▶ [Brief] Reproduce word for word the lines between the one containing "Convert this screenshot" and the end of the entries below, both inclusive; leave out pictures.

▶ [Data provided]

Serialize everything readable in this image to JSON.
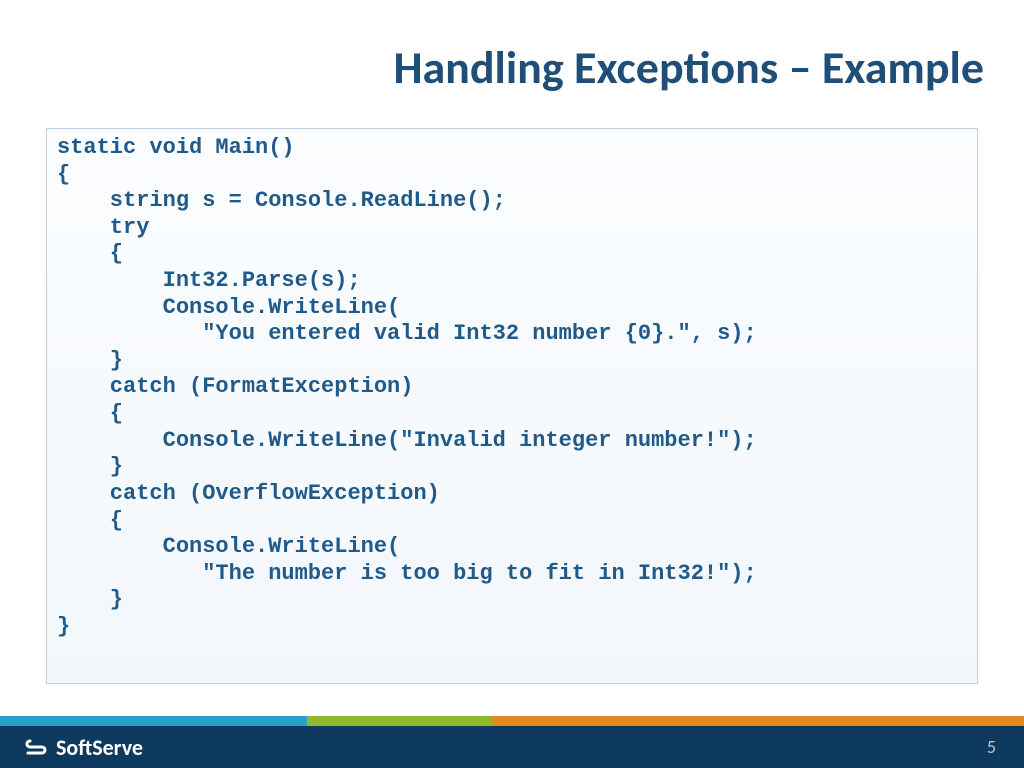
{
  "title": "Handling Exceptions – Example",
  "code": "static void Main()\n{\n    string s = Console.ReadLine();\n    try\n    {\n        Int32.Parse(s);\n        Console.WriteLine(\n           \"You entered valid Int32 number {0}.\", s);\n    }\n    catch (FormatException)\n    {\n        Console.WriteLine(\"Invalid integer number!\");\n    }\n    catch (OverflowException)\n    {\n        Console.WriteLine(\n           \"The number is too big to fit in Int32!\");\n    }\n}",
  "brand": "SoftServe",
  "slide_number": "5"
}
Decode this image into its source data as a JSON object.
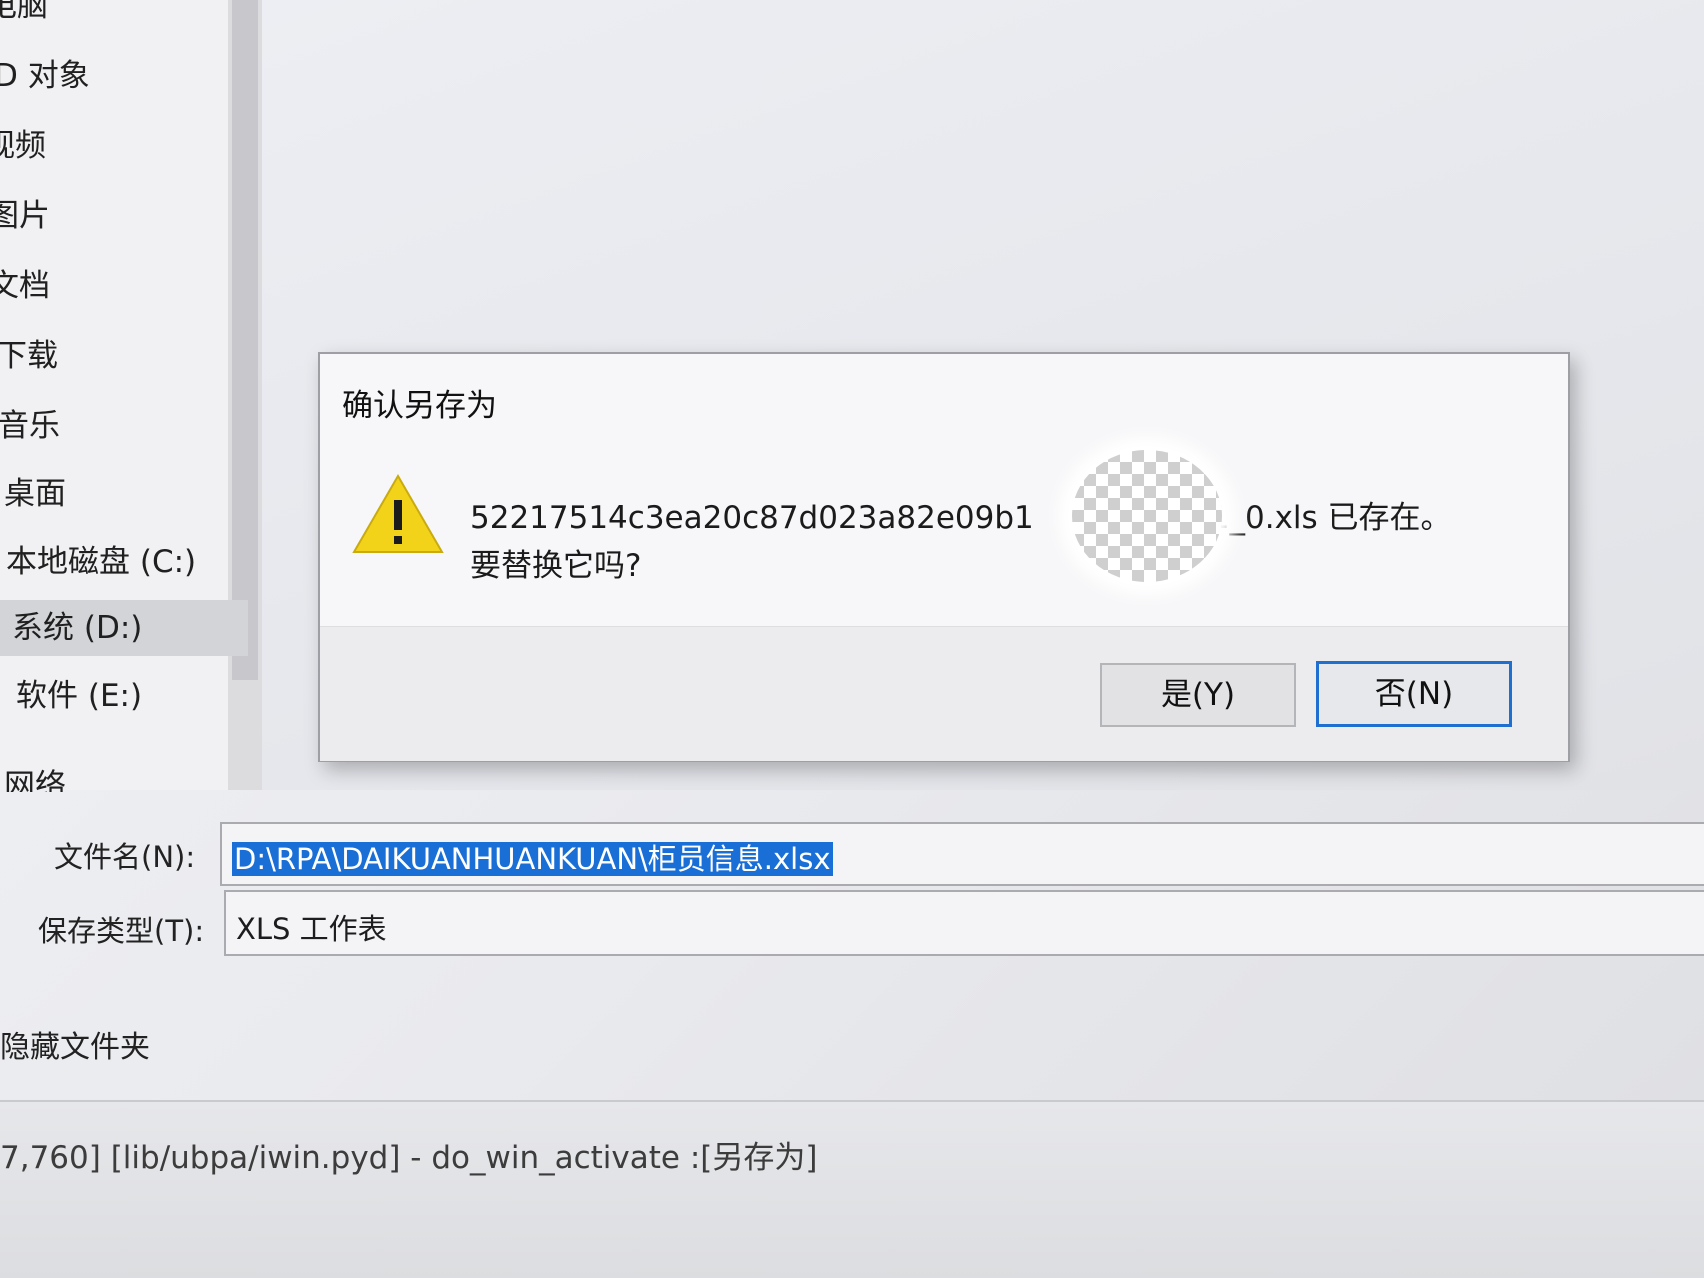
{
  "nav": {
    "items": [
      {
        "label": "电脑"
      },
      {
        "label": "D 对象"
      },
      {
        "label": "视频"
      },
      {
        "label": "图片"
      },
      {
        "label": "文档"
      },
      {
        "label": "下载"
      },
      {
        "label": "音乐"
      },
      {
        "label": "桌面"
      },
      {
        "label": "本地磁盘 (C:)"
      },
      {
        "label": "系统 (D:)"
      },
      {
        "label": "软件 (E:)"
      },
      {
        "label": "网络"
      }
    ],
    "selected_index": 9,
    "scroll_down_glyph": "⌄"
  },
  "form": {
    "filename_label": "文件名(N):",
    "filename_value": "D:\\RPA\\DAIKUANHUANKUAN\\柜员信息.xlsx",
    "filetype_label": "保存类型(T):",
    "filetype_value": "XLS 工作表",
    "hide_folders_label": "隐藏文件夹"
  },
  "dialog": {
    "title": "确认另存为",
    "message_prefix": "52217514c3ea20c87d023a82e09b1",
    "message_suffix": "1_0.xls 已存在。",
    "message_line2": "要替换它吗?",
    "yes_label": "是(Y)",
    "no_label": "否(N)",
    "icon": "warning-icon"
  },
  "console": {
    "log_line": "7,760] [lib/ubpa/iwin.pyd] - do_win_activate :[另存为]"
  },
  "colors": {
    "selection": "#1a6fd6",
    "warning_yellow": "#f2d31a",
    "default_button_border": "#1f6fd0"
  }
}
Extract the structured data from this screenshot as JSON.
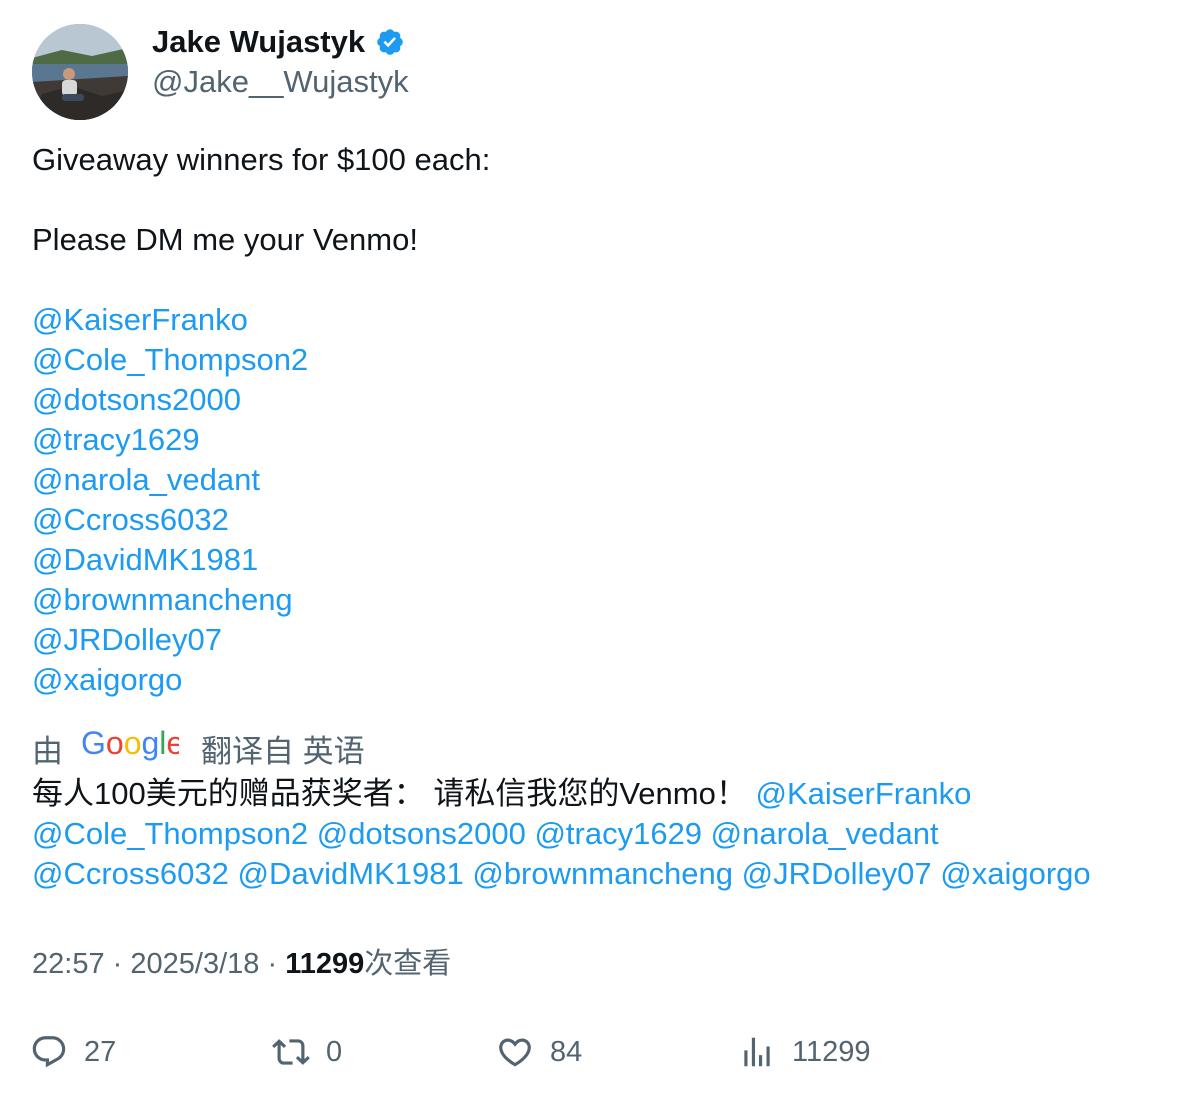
{
  "author": {
    "display_name": "Jake Wujastyk",
    "handle": "@Jake__Wujastyk",
    "verified": true,
    "avatar_icon": "profile-photo"
  },
  "tweet": {
    "lines": [
      "Giveaway winners for $100 each:",
      "",
      "Please DM me your Venmo!",
      ""
    ],
    "mentions": [
      "@KaiserFranko",
      "@Cole_Thompson2",
      "@dotsons2000",
      "@tracy1629",
      "@narola_vedant",
      "@Ccross6032",
      "@DavidMK1981",
      "@brownmancheng",
      "@JRDolley07",
      "@xaigorgo"
    ]
  },
  "translation": {
    "by_label": "由",
    "provider": "Google",
    "from_label": "翻译自 英语",
    "text": "每人100美元的赠品获奖者： 请私信我您的Venmo！"
  },
  "meta": {
    "time": "22:57",
    "date": "2025/3/18",
    "views": "11299",
    "views_label": "次查看",
    "separator": "·"
  },
  "actions": {
    "replies": "27",
    "reposts": "0",
    "likes": "84",
    "views": "11299"
  },
  "colors": {
    "link": "#1d9bf0",
    "secondary_text": "#536471",
    "primary_text": "#0f1419"
  }
}
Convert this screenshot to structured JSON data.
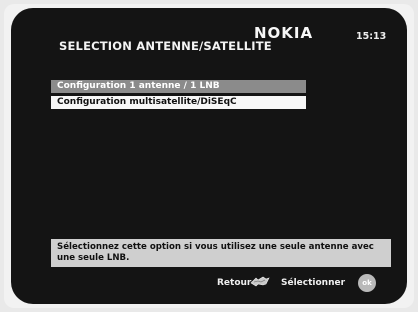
{
  "header": {
    "title": "SELECTION ANTENNE/SATELLITE",
    "brand": "NOKIA",
    "time": "15:13"
  },
  "menu": {
    "items": [
      {
        "label": "Configuration 1 antenne / 1 LNB",
        "selected": true
      },
      {
        "label": "Configuration multisatellite/DiSEqC",
        "selected": false
      }
    ]
  },
  "help": {
    "text": "Sélectionnez cette option si vous utilisez une seule antenne avec une seule LNB."
  },
  "footer": {
    "back_label": "Retour",
    "select_label": "Sélectionner",
    "ok_label": "ok",
    "back_icon": "back-remote-icon",
    "ok_icon": "ok-button-icon"
  }
}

▶ [Expected answer]
Convert this screenshot to structured JSON data.
{
  "header": {
    "title": "SELECTION ANTENNE/SATELLITE",
    "brand": "NOKIA",
    "time": "15:13"
  },
  "menu": {
    "items": [
      {
        "label": "Configuration 1 antenne / 1 LNB",
        "selected": true
      },
      {
        "label": "Configuration multisatellite/DiSEqC",
        "selected": false
      }
    ]
  },
  "help": {
    "text": "Sélectionnez cette option si vous utilisez une seule antenne avec une seule LNB."
  },
  "footer": {
    "back_label": "Retour",
    "select_label": "Sélectionner",
    "ok_label": "ok",
    "back_icon": "back-remote-icon",
    "ok_icon": "ok-button-icon"
  }
}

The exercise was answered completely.